= Beginning of Section =

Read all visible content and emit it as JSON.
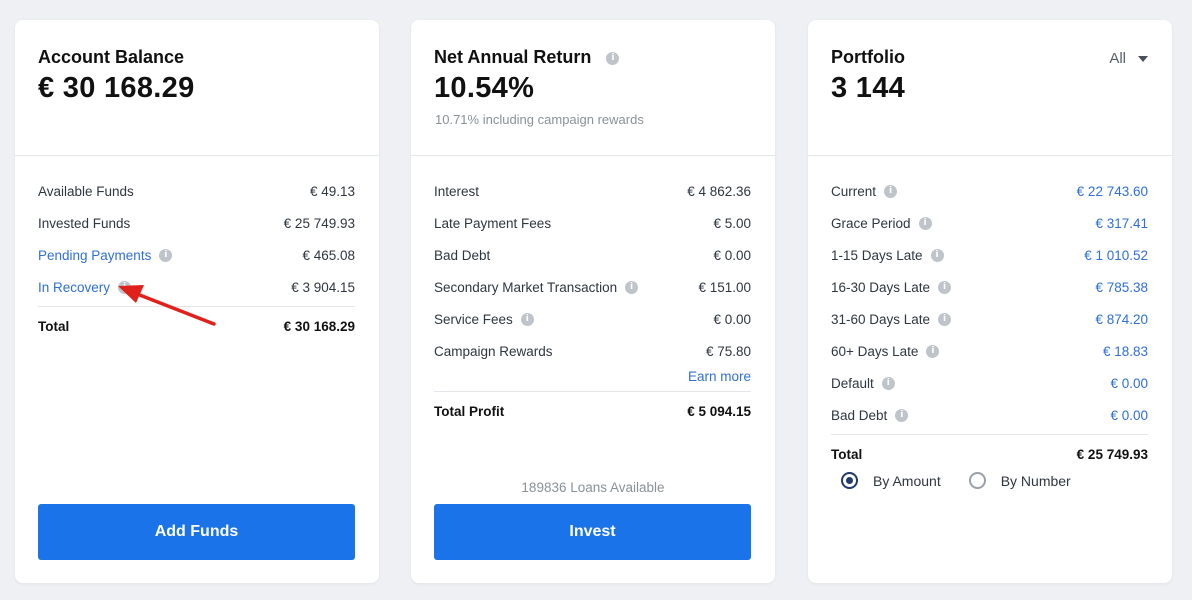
{
  "balance": {
    "title": "Account Balance",
    "amount": "€ 30 168.29",
    "rows": [
      {
        "label": "Available Funds",
        "value": "€ 49.13"
      },
      {
        "label": "Invested Funds",
        "value": "€ 25 749.93"
      },
      {
        "label": "Pending Payments",
        "value": "€ 465.08"
      },
      {
        "label": "In Recovery",
        "value": "€ 3 904.15"
      }
    ],
    "total_label": "Total",
    "total_value": "€ 30 168.29",
    "button": "Add Funds"
  },
  "return": {
    "title": "Net Annual Return",
    "amount": "10.54%",
    "subtitle": "10.71% including campaign rewards",
    "rows": [
      {
        "label": "Interest",
        "value": "€ 4 862.36"
      },
      {
        "label": "Late Payment Fees",
        "value": "€ 5.00"
      },
      {
        "label": "Bad Debt",
        "value": "€ 0.00"
      },
      {
        "label": "Secondary Market Transaction",
        "value": "€ 151.00"
      },
      {
        "label": "Service Fees",
        "value": "€ 0.00"
      },
      {
        "label": "Campaign Rewards",
        "value": "€ 75.80"
      }
    ],
    "earn_more": "Earn more",
    "total_label": "Total Profit",
    "total_value": "€ 5 094.15",
    "loans_available": "189836 Loans Available",
    "button": "Invest"
  },
  "portfolio": {
    "title": "Portfolio",
    "amount": "3 144",
    "filter": "All",
    "rows": [
      {
        "label": "Current",
        "value": "€ 22 743.60"
      },
      {
        "label": "Grace Period",
        "value": "€ 317.41"
      },
      {
        "label": "1-15 Days Late",
        "value": "€ 1 010.52"
      },
      {
        "label": "16-30 Days Late",
        "value": "€ 785.38"
      },
      {
        "label": "31-60 Days Late",
        "value": "€ 874.20"
      },
      {
        "label": "60+ Days Late",
        "value": "€ 18.83"
      },
      {
        "label": "Default",
        "value": "€ 0.00"
      },
      {
        "label": "Bad Debt",
        "value": "€ 0.00"
      }
    ],
    "total_label": "Total",
    "total_value": "€ 25 749.93",
    "radio_amount": "By Amount",
    "radio_number": "By Number"
  },
  "colors": {
    "accent": "#1a73e8",
    "link": "#2f6fd6",
    "arrow": "#e0201b"
  },
  "icons": {
    "info": "info-icon",
    "arrow": "red-arrow-annotation"
  }
}
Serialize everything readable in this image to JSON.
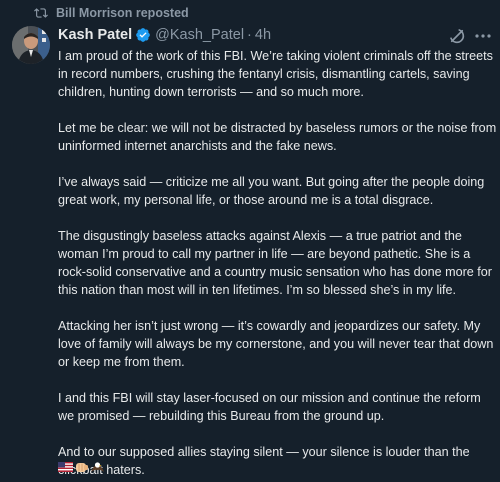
{
  "repost": {
    "text": "Bill Morrison reposted",
    "icon": "repost-icon"
  },
  "author": {
    "name": "Kash Patel",
    "handle": "@Kash_Patel",
    "separator": "·",
    "time": "4h",
    "verified": true,
    "verified_color": "#1d9bf0"
  },
  "actions": {
    "grok_icon": "grok-icon",
    "more_icon": "more-icon"
  },
  "paragraphs": [
    "I am proud of the work of this FBI. We’re taking violent criminals off the streets in record numbers, crushing the fentanyl crisis, dismantling cartels, saving children, hunting down terrorists — and so much more.",
    "Let me be clear: we will not be distracted by baseless rumors or the noise from uninformed internet anarchists and the fake news.",
    "I’ve always said — criticize me all you want. But going after the people doing great work, my personal life, or those around me is a total disgrace.",
    "The disgustingly baseless attacks against Alexis — a true patriot and the woman I’m proud to call my partner in life — are beyond pathetic. She is a rock-solid conservative and a country music sensation who has done more for this nation than most will in ten lifetimes. I’m so blessed she’s in my life.",
    "Attacking her isn’t just wrong — it’s cowardly and jeopardizes our safety. My love of family will always be my cornerstone, and you will never tear that down or keep me from them.",
    "I and this FBI will stay laser-focused on our mission and continue the reform we promised — rebuilding this Bureau from the ground up.",
    "And to our supposed allies staying silent — your silence is louder than the clickbait haters."
  ],
  "emojis": [
    "us-flag-emoji",
    "fist-bump-emoji",
    "eagle-emoji"
  ],
  "colors": {
    "background": "#15202b",
    "text": "#e7e9ea",
    "secondary": "#8b98a5"
  }
}
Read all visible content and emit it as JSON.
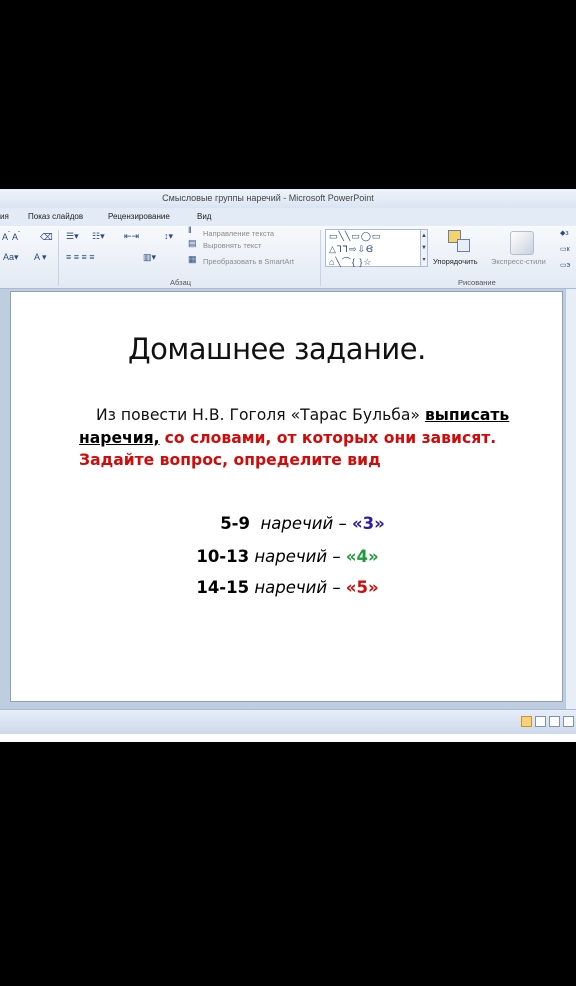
{
  "window": {
    "title": "Смысловые группы наречий  -  Microsoft PowerPoint"
  },
  "ribbon_tabs": [
    "ия",
    "Показ слайдов",
    "Рецензирование",
    "Вид"
  ],
  "ribbon": {
    "direction_text": "Направление текста",
    "align_text": "Выровнять текст",
    "smartart": "Преобразовать в SmartArt",
    "paragraph_group": "Абзац",
    "arrange": "Упорядочить",
    "express_styles": "Экспресс-стили",
    "drawing_group": "Рисование"
  },
  "slide": {
    "title": "Домашнее задание.",
    "instruction_lead": "Из повести Н.В. Гоголя «Тарас Бульба»",
    "instruction_bold_1": "выписать",
    "instruction_bold_2": "наречия,",
    "instruction_red": "со словами, от которых они зависят. Задайте вопрос, определите вид",
    "grades": [
      {
        "range": "5-9",
        "word": "наречий –",
        "mark": "«3»",
        "color": "#2b1aa6"
      },
      {
        "range": "10-13",
        "word": "наречий –",
        "mark": "«4»",
        "color": "#1f9c3a"
      },
      {
        "range": "14-15",
        "word": "наречий –",
        "mark": "«5»",
        "color": "#d10a0a"
      }
    ]
  }
}
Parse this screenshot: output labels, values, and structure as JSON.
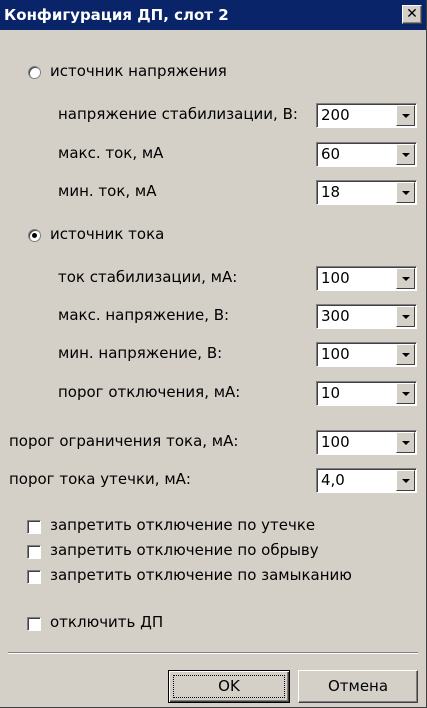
{
  "window": {
    "title": "Конфигурация ДП, слот 2",
    "close_glyph": "✕"
  },
  "voltage_source": {
    "label": "источник напряжения",
    "selected": false,
    "fields": [
      {
        "label": "напряжение стабилизации, В:",
        "value": "200"
      },
      {
        "label": "макс. ток, мА",
        "value": "60"
      },
      {
        "label": "мин. ток, мА",
        "value": "18"
      }
    ]
  },
  "current_source": {
    "label": "источник тока",
    "selected": true,
    "fields": [
      {
        "label": "ток стабилизации, мА:",
        "value": "100"
      },
      {
        "label": "макс. напряжение, В:",
        "value": "300"
      },
      {
        "label": "мин. напряжение, В:",
        "value": "100"
      },
      {
        "label": "порог отключения, мА:",
        "value": "10"
      }
    ]
  },
  "general": {
    "fields": [
      {
        "label": "порог ограничения тока, мА:",
        "value": "100"
      },
      {
        "label": "порог тока утечки, мА:",
        "value": "4,0"
      }
    ]
  },
  "checkboxes": [
    {
      "label": "запретить отключение по утечке",
      "checked": false
    },
    {
      "label": "запретить отключение по обрыву",
      "checked": false
    },
    {
      "label": "запретить отключение по замыканию",
      "checked": false
    },
    {
      "label": "отключить ДП",
      "checked": false
    }
  ],
  "buttons": {
    "ok": "OK",
    "cancel": "Отмена"
  }
}
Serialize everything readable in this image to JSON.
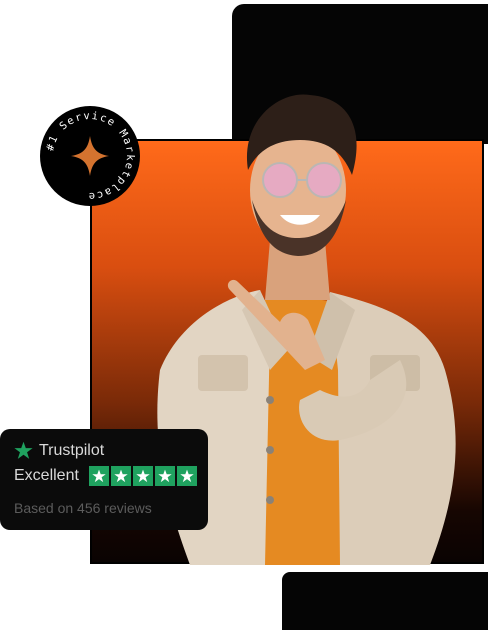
{
  "badge": {
    "text": "#1 Service Marketplace",
    "star_color": "#d4732f"
  },
  "trustpilot": {
    "brand": "Trustpilot",
    "rating_label": "Excellent",
    "rating_stars": 5,
    "star_color": "#1fa25f",
    "reviews_text": "Based on 456 reviews"
  },
  "colors": {
    "accent": "#ff6a1a",
    "panel": "#050505"
  }
}
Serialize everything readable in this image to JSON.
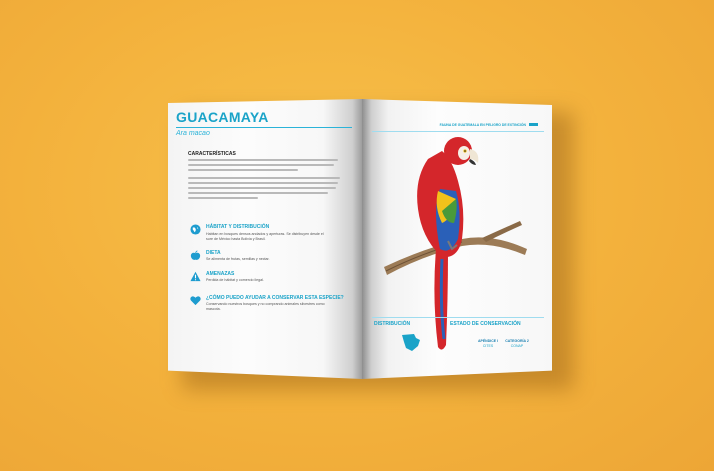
{
  "left_page": {
    "title": "GUACAMAYA",
    "scientific_name": "Ara macao",
    "characteristics": {
      "title": "CARACTERÍSTICAS"
    },
    "sections": [
      {
        "icon": "globe-icon",
        "title": "HÁBITAT Y DISTRIBUCIÓN",
        "text": "Habitan en bosques densos andados y aperturas. Se distribuyen desde el sure de México hasta Bolivia y Brasil."
      },
      {
        "icon": "apple-icon",
        "title": "DIETA",
        "text": "Se alimenta de frutas, semillas y nectar."
      },
      {
        "icon": "warning-icon",
        "title": "AMENAZAS",
        "text": "Perdida de hábitat y comercio ilegal."
      },
      {
        "icon": "heart-icon",
        "title": "¿CÓMO PUEDO AYUDAR A CONSERVAR ESTA ESPECIE?",
        "text": "Conservando nuestros bosques y no comprando animales silvestres como mascota."
      }
    ]
  },
  "right_page": {
    "header": "FAUNA DE GUATEMALA EN PELIGRO DE EXTINCIÓN",
    "distribution_label": "DISTRIBUCIÓN",
    "conservation_label": "ESTADO DE CONSERVACIÓN",
    "status": [
      {
        "label": "APÉNDICE I",
        "sub": "CITES"
      },
      {
        "label": "CATEGORÍA 2",
        "sub": "CONAP"
      }
    ]
  },
  "colors": {
    "background": "#f3b13c",
    "accent": "#1aa3c8",
    "parrot_red": "#d4262b",
    "parrot_blue": "#2a60b8",
    "parrot_yellow": "#f2c21b"
  }
}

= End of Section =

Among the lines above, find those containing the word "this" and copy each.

Serialize everything readable in this image to JSON.
    "I am proud of the work of this FBI. We’re taking violent criminals off the streets in record numbers, crushing the fentanyl crisis, dismantling cartels, saving children, hunting down terrorists — and so much more.",
    "The disgustingly baseless attacks against Alexis — a true patriot and the woman I’m proud to call my partner in life — are beyond pathetic. She is a rock-solid conservative and a country music sensation who has done more for this nation than most will in ten lifetimes. I’m so blessed she’s in my life.",
    "I and this FBI will stay laser-focused on our mission and continue the reform we promised — rebuilding this Bureau from the ground up.",
Parse this screenshot: output labels, values, and structure as JSON.
Serialize everything readable in this image to JSON.
Serialize everything readable in this image to JSON.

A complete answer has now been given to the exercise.